GISCI does hold the GISP trademark (yes, certification is essentially a brand), but not "GIS Professional" as a trademark. All the GIS Professionals can now breathe a sigh of relief and GISCI should correct its website accordingly.

Saturday, December 19, 2009

A musical interlude

And now for something completely different: Concerto Grosso in G Minor (the Christmas Concerto) by Arcangelo Corelli:

Many thanks to the Musical Archeologist for making this 1938 recording by the London Symphony Orchestra available.

Saturday, December 12, 2009

Postgres/PostGIS installing and uninstalling prebuilt binaries on OSX

I install and uninstall different versions of Postgres/PostGIS as needed.  EnterpriseDB provides pre-built binary installers that save you from the headache of installing all the bits and pieces needed for PostGIS. A small annoyance is that the uninstall-postgresql app is hidden in /Library/PostgresSQL/(version) directory. Dragging the PostgreSQL folder into the trash does not completely uninstall it as with other OSX applications.

I had problems installing PostGIS using the EnterpriseDB StackBuilder after an uninstall. It would go through the process but it would not create the postgis template.  The components were installed in /Library/PostgresSQL/(version) but I had to create the postgis template manually. In addition, PGAdmin III would list the postgres instances that I had previously uninstalled.

After a bit of hunting around with ls and grep, I found /private/etc/postgres-reg.ini  which contains definitions of the installed and uninstalled databases.  Why there is an ini file in an OSX installation is beyond me, but deleting this file ensures a clean install of the EnterpiseDB binary installers.   

Sunday, December 6, 2009

AR DevCamp NYC: Recap and Going Forward

AR DevCamp NYC was great. We had demos of PyGoWave and Goblin XNA; as well as, numerous discussions on AR, markers, GPS, and AR games.  We had a number of people join us via Skype including the author of the Spads and Fokkers.  Tish Shute put together a comprehensive report of AR DevCamp NYC (within 12 hours of the event). I went through twitter and pulled the links to media that attendees posted.

Thank You
The event would not have been possible without @TOPPLabs providing their penthouse and Ashley DeVries' assistance with the event planning.  My co-conspirators Tish Shute and Ori Inbar assisted with planning and getting the word out. Kate Chapman created the logo. AR DevCamp was the brainchild of Mike Liebhold and  Anselm Hook provided encouragement (and the wiki) to organizers of the other DevCamps.  Finally,  thanks to all the attendees who brought their energy, enthusiasm and ideas.

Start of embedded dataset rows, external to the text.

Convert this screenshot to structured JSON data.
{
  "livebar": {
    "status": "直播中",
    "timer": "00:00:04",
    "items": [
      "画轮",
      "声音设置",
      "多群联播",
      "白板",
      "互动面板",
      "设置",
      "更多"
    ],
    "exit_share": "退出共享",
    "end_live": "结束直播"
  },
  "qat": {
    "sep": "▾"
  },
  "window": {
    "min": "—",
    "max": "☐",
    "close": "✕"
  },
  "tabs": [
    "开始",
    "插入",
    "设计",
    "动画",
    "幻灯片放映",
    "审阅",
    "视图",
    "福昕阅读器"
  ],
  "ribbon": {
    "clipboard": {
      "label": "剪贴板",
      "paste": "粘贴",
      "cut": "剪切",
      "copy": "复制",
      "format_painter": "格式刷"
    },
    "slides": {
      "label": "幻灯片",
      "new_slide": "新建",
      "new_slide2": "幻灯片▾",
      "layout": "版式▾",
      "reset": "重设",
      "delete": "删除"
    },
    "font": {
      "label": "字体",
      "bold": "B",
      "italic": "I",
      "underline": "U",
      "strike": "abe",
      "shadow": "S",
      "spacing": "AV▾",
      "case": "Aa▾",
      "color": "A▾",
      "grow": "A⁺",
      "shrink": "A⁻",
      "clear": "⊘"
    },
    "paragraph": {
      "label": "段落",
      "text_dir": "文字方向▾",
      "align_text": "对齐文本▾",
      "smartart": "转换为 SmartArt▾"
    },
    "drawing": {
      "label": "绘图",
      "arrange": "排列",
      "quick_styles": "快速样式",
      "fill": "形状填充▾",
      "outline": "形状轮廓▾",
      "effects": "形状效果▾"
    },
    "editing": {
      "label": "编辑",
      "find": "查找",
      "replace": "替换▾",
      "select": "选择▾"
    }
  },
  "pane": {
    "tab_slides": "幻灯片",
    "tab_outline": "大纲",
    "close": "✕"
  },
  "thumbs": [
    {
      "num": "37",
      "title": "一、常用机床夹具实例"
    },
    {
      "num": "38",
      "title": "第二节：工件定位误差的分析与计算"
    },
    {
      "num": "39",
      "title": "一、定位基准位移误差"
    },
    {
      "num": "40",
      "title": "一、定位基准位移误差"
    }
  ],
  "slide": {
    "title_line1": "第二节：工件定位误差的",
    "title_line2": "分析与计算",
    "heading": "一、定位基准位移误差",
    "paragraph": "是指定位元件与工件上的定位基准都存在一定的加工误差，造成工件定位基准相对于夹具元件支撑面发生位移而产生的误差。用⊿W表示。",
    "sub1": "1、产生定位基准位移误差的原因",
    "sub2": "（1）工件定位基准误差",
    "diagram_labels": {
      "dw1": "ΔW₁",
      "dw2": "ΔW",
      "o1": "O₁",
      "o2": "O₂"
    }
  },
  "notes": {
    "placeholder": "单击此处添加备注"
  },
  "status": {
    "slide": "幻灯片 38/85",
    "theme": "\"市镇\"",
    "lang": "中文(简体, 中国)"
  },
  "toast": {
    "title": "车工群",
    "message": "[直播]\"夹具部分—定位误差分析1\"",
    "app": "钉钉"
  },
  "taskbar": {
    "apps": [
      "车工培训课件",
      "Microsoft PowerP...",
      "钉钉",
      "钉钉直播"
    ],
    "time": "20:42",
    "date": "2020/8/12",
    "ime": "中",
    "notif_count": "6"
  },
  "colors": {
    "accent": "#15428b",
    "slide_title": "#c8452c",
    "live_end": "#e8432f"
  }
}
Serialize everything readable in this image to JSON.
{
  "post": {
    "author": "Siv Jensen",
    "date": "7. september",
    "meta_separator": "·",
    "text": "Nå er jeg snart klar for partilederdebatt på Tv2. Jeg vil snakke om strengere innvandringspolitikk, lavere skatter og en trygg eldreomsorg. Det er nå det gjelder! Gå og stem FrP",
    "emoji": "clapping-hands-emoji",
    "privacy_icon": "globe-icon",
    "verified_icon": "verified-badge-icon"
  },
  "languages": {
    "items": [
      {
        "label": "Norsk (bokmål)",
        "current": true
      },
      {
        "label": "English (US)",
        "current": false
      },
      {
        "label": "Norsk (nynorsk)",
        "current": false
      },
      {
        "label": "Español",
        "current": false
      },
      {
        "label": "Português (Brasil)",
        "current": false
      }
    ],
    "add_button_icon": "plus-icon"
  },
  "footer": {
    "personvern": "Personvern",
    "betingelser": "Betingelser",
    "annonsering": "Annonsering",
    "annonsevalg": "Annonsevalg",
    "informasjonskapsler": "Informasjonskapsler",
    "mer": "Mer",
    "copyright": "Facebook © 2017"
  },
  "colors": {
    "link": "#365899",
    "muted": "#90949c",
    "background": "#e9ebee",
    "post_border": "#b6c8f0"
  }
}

Moving Forward
AR DevCamp NYC is just the beginning.  Two projects presented at DevCamp, ARWave and The Big ARNY, are building on the inertia of the event.  ARWave is a project to provide and open, distributed, and universally accessible platform for augmented reality built on the Google Wave Federation Protocol.  The Big ARNY is an Augmented Reality game for New York, a follow up meeting is scheduled for January 15, 2010.  In addition, Ori Inbar has started an AR New York Meetup.  Augmented Reality is starting off with a bang in 2010.